STATUS:  The committee meeting was cancelled so we will have to wait and see if this terrible bill is brought back.



TENNCARE WORK REQUIREMENTS?
Beth Harwell proposes TennCare work requirements
Jonathan Mattise, Associated Press Published 3:20 p.m. CT Jan. 11, 2018 | Updated 6:25 p.m. CT Jan. 11, 2018
Tennessee House Speaker Beth Harwell filed a bill Thursday that aims to require able-bodied adults without young children to work if they want TennCare health coverage.
The proposal would accept an offer by President Donald Trump's administration Thursday for states to implement Medicaid work requirements, which Harwell said was the type of flexibility states have requested for several years.
But the effect of that change in Tennessee would be limited under TennCare's tight qualifications, House Minority Leader Craig Fitzhugh said.

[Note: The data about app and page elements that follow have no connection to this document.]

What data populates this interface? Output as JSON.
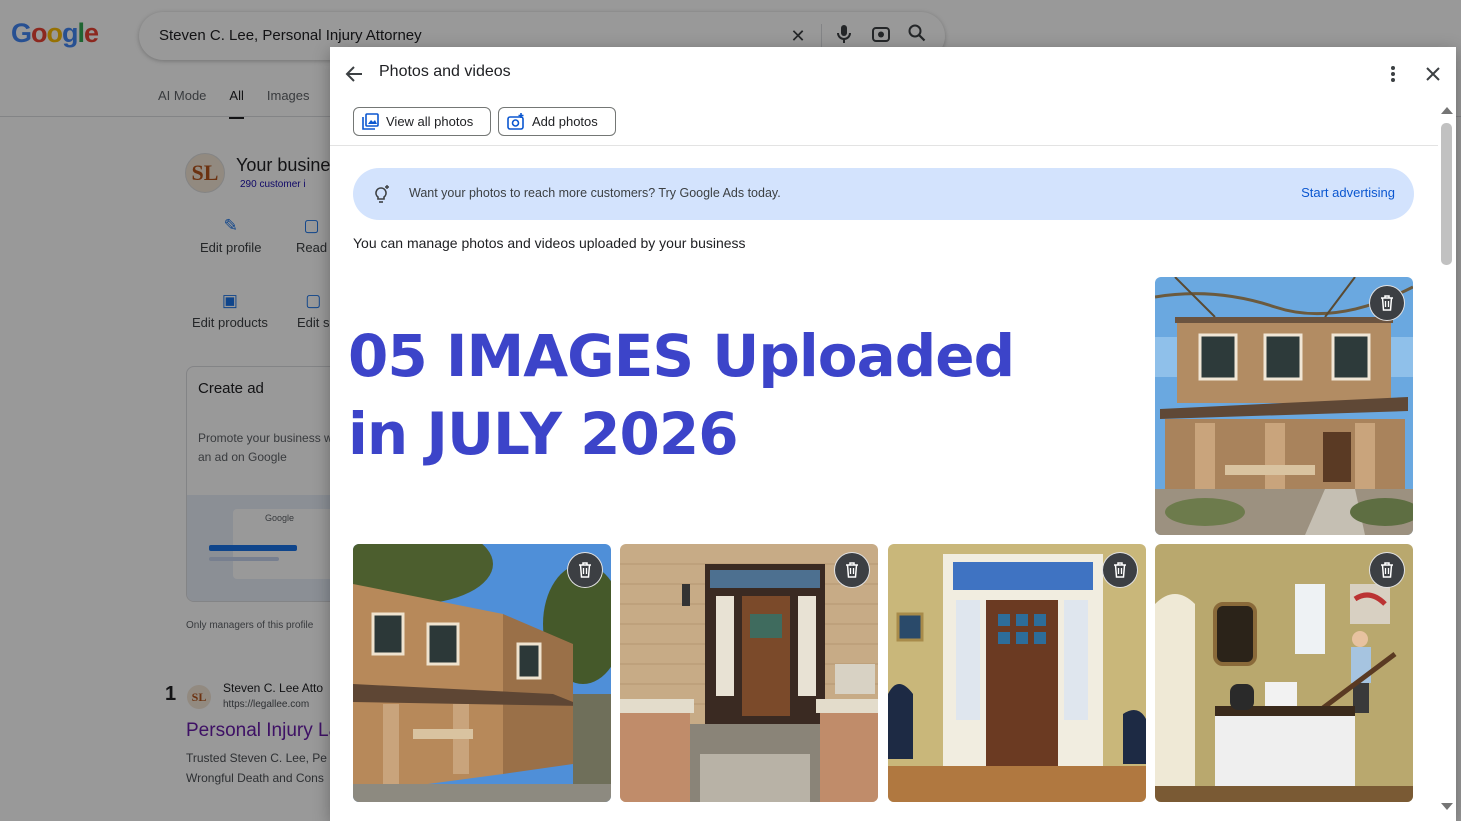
{
  "search": {
    "query": "Steven C. Lee, Personal Injury Attorney"
  },
  "logo": [
    "G",
    "o",
    "o",
    "g",
    "l",
    "e"
  ],
  "tabs": [
    "AI Mode",
    "All",
    "Images"
  ],
  "business": {
    "initials": "SL",
    "title": "Your busine",
    "sub": "290 customer i",
    "actions": [
      "Edit profile",
      "Read",
      "Edit products",
      "Edit s"
    ],
    "create_ad_title": "Create ad",
    "create_ad_desc": "Promote your business with an ad on Google",
    "create_ad_google": "Google",
    "only_managers": "Only managers of this profile"
  },
  "result": {
    "rank": "1",
    "initials": "SL",
    "site": "Steven C. Lee Atto",
    "url": "https://legallee.com",
    "title": "Personal Injury La",
    "snippet": "Trusted Steven C. Lee, Pe Wrongful Death and Cons"
  },
  "dialog": {
    "title": "Photos and videos",
    "view_all": "View all photos",
    "add_photos": "Add photos",
    "banner_text": "Want your photos to reach more customers? Try Google Ads today.",
    "banner_cta": "Start advertising",
    "manage_text": "You can manage photos and videos uploaded by your business",
    "headline_line1": "05 IMAGES Uploaded",
    "headline_line2": "in JULY 2026"
  },
  "photos": [
    {
      "subject": "front of brick two-story house with porch"
    },
    {
      "subject": "side view of brick house under blue sky"
    },
    {
      "subject": "wooden front door with brick entry"
    },
    {
      "subject": "interior view of front door from lobby"
    },
    {
      "subject": "reception desk with man on staircase"
    }
  ],
  "colors": {
    "headline": "#3c44c9",
    "accent": "#0b57d0",
    "banner": "#d3e3fd"
  }
}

The main group that appears would be affected would be parents or caretakers with children from 6 to 20 years old.
To receive TennCare, you must be pregnant, a child under age 19, a parent or relative caretaker of a dependent child under age 21, disabled, elderly or uninsurable, and meet financial requirements.




INVESTIGATION?
Tennessee House Republican Caucus Calls for Investigation into Removal of Confederate Statues in Memphis
December 22, 2017 Tennessee Star Staff
On Thursday, Tennessee House Majority Leader State Rep. Glen Casada (R-Thompsons Station) and Republican Caucus Chairman State Rep. Ryan Williams (R-Cookeville) called for an investigation into the removal of two Confederate statues Wednesday evening from property that was owned by the City of Memphis until just a few hours earlier.
“Last night, the Memphis City Council unanimously approved the sale of the Health Sciences Park and Fourth Bluff Park under the cover of night to a private entity. For years, these two parks have housed the statues of Nathan Bedford Forrest and Jefferson Davis,” the statement began.
Casada and Williams noted that “within an hour following the vote … cranes were spotted shortly thereafter to remove both statues,” adding: